**Task brief:** Copy out every line of the records in which "button" can be found.

**Exercise data:**

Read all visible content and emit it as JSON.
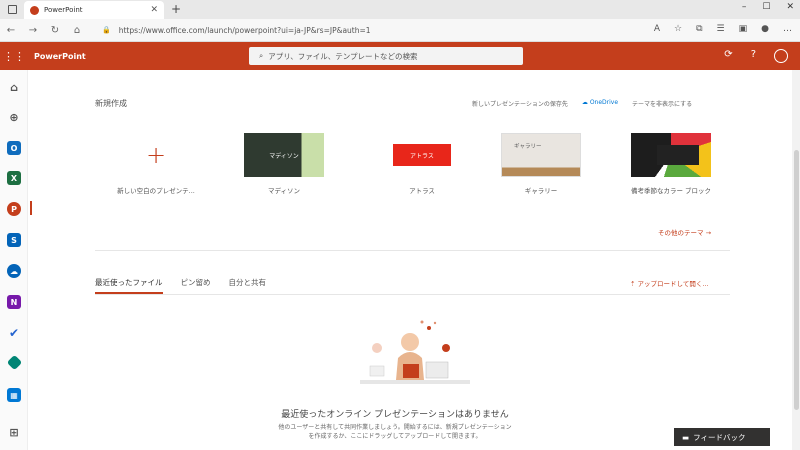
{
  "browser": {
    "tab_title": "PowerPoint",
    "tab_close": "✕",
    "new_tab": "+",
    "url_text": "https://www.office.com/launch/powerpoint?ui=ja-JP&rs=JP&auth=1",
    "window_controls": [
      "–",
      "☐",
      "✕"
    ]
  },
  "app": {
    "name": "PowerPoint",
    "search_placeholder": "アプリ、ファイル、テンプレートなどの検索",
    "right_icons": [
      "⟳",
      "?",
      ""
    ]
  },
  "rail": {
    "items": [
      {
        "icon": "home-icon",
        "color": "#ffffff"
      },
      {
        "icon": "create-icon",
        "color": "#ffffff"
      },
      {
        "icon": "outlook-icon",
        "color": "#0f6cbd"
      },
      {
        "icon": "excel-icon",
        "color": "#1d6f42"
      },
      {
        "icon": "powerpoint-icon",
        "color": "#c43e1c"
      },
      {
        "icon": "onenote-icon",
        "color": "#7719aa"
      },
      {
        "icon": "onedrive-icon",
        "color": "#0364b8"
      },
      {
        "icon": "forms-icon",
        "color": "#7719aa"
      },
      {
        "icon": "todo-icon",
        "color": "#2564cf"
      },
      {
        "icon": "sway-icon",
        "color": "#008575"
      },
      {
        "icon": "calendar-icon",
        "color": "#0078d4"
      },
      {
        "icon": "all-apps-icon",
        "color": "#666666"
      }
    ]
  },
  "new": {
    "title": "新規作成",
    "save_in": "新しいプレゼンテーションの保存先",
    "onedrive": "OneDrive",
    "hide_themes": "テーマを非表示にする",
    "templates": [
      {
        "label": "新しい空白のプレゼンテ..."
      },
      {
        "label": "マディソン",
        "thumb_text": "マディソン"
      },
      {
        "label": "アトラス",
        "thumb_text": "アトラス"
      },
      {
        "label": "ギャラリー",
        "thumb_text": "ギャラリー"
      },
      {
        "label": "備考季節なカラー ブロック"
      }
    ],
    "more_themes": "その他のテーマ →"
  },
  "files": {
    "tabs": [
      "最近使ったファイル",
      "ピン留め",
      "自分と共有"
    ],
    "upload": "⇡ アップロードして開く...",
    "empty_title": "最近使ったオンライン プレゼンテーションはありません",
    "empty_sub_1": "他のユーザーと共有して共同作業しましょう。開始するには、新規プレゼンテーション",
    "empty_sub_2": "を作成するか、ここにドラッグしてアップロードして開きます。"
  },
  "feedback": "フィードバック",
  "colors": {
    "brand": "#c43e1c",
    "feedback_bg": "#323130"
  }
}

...

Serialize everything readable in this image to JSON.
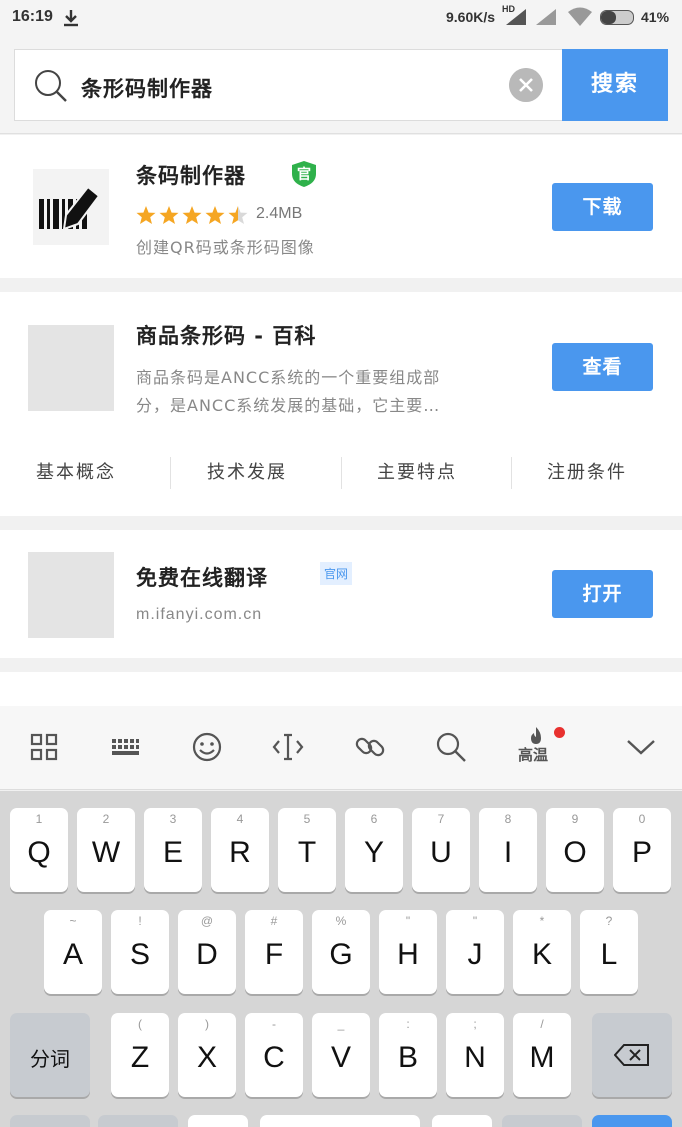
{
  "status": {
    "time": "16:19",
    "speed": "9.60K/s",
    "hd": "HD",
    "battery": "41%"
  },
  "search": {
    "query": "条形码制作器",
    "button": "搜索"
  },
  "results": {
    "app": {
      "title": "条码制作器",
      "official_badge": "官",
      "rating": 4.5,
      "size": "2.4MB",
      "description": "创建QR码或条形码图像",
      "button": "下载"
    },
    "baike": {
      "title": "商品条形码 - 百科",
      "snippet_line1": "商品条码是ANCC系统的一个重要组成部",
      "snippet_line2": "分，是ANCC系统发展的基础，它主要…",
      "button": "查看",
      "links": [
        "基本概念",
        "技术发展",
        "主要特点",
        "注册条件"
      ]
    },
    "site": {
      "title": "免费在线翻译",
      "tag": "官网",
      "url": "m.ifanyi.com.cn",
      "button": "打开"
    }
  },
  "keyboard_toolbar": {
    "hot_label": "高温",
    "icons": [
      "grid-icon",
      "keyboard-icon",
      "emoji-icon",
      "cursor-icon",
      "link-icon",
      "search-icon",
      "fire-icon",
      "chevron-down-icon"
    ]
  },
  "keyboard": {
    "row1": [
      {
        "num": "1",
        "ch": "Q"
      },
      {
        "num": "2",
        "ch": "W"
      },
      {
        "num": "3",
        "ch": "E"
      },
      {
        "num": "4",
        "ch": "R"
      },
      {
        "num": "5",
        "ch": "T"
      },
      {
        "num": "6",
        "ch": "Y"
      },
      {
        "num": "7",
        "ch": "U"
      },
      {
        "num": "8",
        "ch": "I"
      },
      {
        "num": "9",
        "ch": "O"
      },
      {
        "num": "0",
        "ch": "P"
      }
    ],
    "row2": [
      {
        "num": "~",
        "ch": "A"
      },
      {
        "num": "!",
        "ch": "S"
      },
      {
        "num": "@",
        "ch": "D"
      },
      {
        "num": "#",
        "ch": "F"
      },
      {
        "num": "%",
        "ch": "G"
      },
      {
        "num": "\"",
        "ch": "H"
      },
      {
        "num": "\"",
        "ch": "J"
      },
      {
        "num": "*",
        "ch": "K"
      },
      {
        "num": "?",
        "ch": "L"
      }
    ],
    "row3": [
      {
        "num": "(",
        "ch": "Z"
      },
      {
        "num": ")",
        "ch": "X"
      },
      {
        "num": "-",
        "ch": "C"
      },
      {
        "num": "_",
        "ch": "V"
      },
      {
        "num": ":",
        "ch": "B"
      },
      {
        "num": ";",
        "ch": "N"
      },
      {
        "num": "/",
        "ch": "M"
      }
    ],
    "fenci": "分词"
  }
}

**Response to this task:**
    "button": "搜索"
      "button": "下载"
      "button": "查看",
      "button": "打开"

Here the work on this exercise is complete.